    The Air2PC card requires a firmware file (dvb-fe-bcm3510-01.fw) to be downloaded and placed in /lib/firmware for the kernel to properly use the card. In dmesg output, you will see that the firmware is sucessfully loaded upon boot.

    Issues

    • Using XvMC with OSD is in grayscale and causes the video playback to shutter. When the OSD timesout video playback resumes smoothly.
    • EIT: The electronic programming guide transmitted through the air by the TV stations, sometimes stop over each other. For example, Channel’s 5 programming data will also appear in Channel’s 4 slot. I later found out there is a setting for each channel to allow EIT programming to be disabled on each channel.

    Testing ATSC Card via Commandline

    The dvb-utils package in Ubuntu has utlities for scanning for channels. This will install the scan utilty which will look for channels, it is ran by

    scan /usr/share/dvb/atsc/us-ATSC-center-frequencies-8VSB > channels.conf

    It will save the results of the scan in channels.conf. Some programs, like mplayer use this file for viewing tv. Run mplayer to view TV

    mplayer dvb://

    Now with the tv verfied to be working.

    Setup Mythtv Backend

    1. General Settings
    2. Capture Card
      1. Card Type: DVB DTV capture card for ATSC tuner; NTSC card is Analog V4L capture card – audio alsa:1,0 (or /dev/dsp1) audio sampling limit maybe 32000
    3. Video Source – setup scanning frequncies, and listing grabbers
    4. Input Connections – map a capture card to a video source, also scan for channels in here
    5. Channel Editor – easier to edit with the Mythweb plugin http://mythtvboxhostname/mythweb
    6. Storage Directory – for recordings

    Setup Mythtv Frontend
    Utilities/Setup -> Setup

    General

    • output and mixer device ALSA:default
    • mixer control PCM, so that i can have the master volume at 95%

    Apperance

    • Screen Settings – my tv requires
      • GUI width: 1730
      • GUI height: 1025
      • GUI X offset: 80
      • GUI Y offset: 35
    • Font sizes: Small – 12, Mediu – 16, Big – 25

    TV Settings

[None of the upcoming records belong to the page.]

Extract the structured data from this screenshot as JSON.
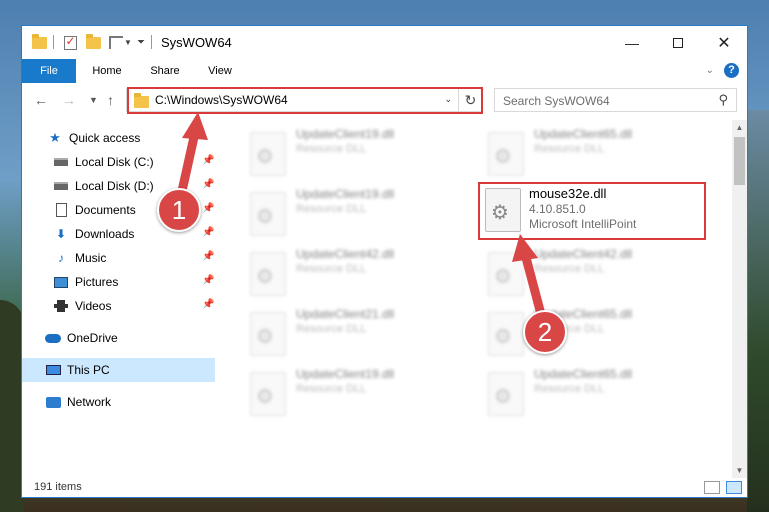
{
  "window": {
    "title": "SysWOW64"
  },
  "ribbon": {
    "tabs": [
      "File",
      "Home",
      "Share",
      "View"
    ],
    "help": "?"
  },
  "address": {
    "path": "C:\\Windows\\SysWOW64",
    "search_placeholder": "Search SysWOW64"
  },
  "sidebar": {
    "items": [
      {
        "label": "Quick access",
        "icon": "star-icon"
      },
      {
        "label": "Local Disk (C:)",
        "icon": "drive-icon",
        "pinned": true
      },
      {
        "label": "Local Disk (D:)",
        "icon": "drive-icon",
        "pinned": true
      },
      {
        "label": "Documents",
        "icon": "document-icon",
        "pinned": true
      },
      {
        "label": "Downloads",
        "icon": "download-icon",
        "pinned": true
      },
      {
        "label": "Music",
        "icon": "music-icon",
        "pinned": true
      },
      {
        "label": "Pictures",
        "icon": "pictures-icon",
        "pinned": true
      },
      {
        "label": "Videos",
        "icon": "video-icon",
        "pinned": true
      },
      {
        "label": "OneDrive",
        "icon": "cloud-icon"
      },
      {
        "label": "This PC",
        "icon": "computer-icon",
        "selected": true
      },
      {
        "label": "Network",
        "icon": "network-icon"
      }
    ]
  },
  "files": [
    {
      "name": "UpdateClient19.dll",
      "type": "Resource DLL"
    },
    {
      "name": "UpdateClient65.dll",
      "type": "Resource DLL"
    },
    {
      "name": "UpdateClient19.dll",
      "type": "Resource DLL"
    },
    {
      "name": "UpdateClient42.dll",
      "type": "Resource DLL"
    },
    {
      "name": "UpdateClient42.dll",
      "type": "Resource DLL"
    },
    {
      "name": "UpdateClient21.dll",
      "type": "Resource DLL"
    },
    {
      "name": "UpdateClient65.dll",
      "type": "Resource DLL"
    },
    {
      "name": "UpdateClient19.dll",
      "type": "Resource DLL"
    },
    {
      "name": "UpdateClient65.dll",
      "type": "Resource DLL"
    }
  ],
  "highlighted_file": {
    "name": "mouse32e.dll",
    "version": "4.10.851.0",
    "description": "Microsoft IntelliPoint"
  },
  "status": {
    "item_count": "191 items"
  },
  "callouts": {
    "step1": "1",
    "step2": "2"
  },
  "colors": {
    "accent": "#1979ca",
    "highlight": "#d83a3a",
    "selected": "#cce8ff"
  }
}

    1. General
    2. Program Guide: Eco – Transparent
    3. Playback
    4. Playback OSD
    5. Playback Groups
      • Live TV for v4l can support up to 640 x 480
      • Enable realtime priority threads – need to edit the RTC of the kernel
      • Enable extra audio buffering – without this causes studdering issues on HDTV
      • Disable OpenGL vertical sync for timing – does not properly work for me
    6. Playback profiles:
      • if rez >= 1280 720 -> XvMC-opengl
        • Deinterlace: None or Box (2x) (if a patched is applied and complied in)
      • if rez > 0 0 -> ffmpeg & Xvideo
        • Deinterlace: Kernel
      • Sticky keys and smart fast forwarding settings located here
      • Commerical Skip settings
      • Recording Priorities

    Other settings are for Mythvideo, which is not as complex as setting up the tv part, so that has been omitted.

    Files

    • hardware.conf – goes under /etc/lirc/ remote dev
    • lircd.conf – goes under /etc/lirc/ remote control keys
    • mplayer – goes under ~/.lirc matches remote keys to mplayer options
    • mythtv – goes under ~/.lirc maps remote keys to mythtv options
    • xorg.conf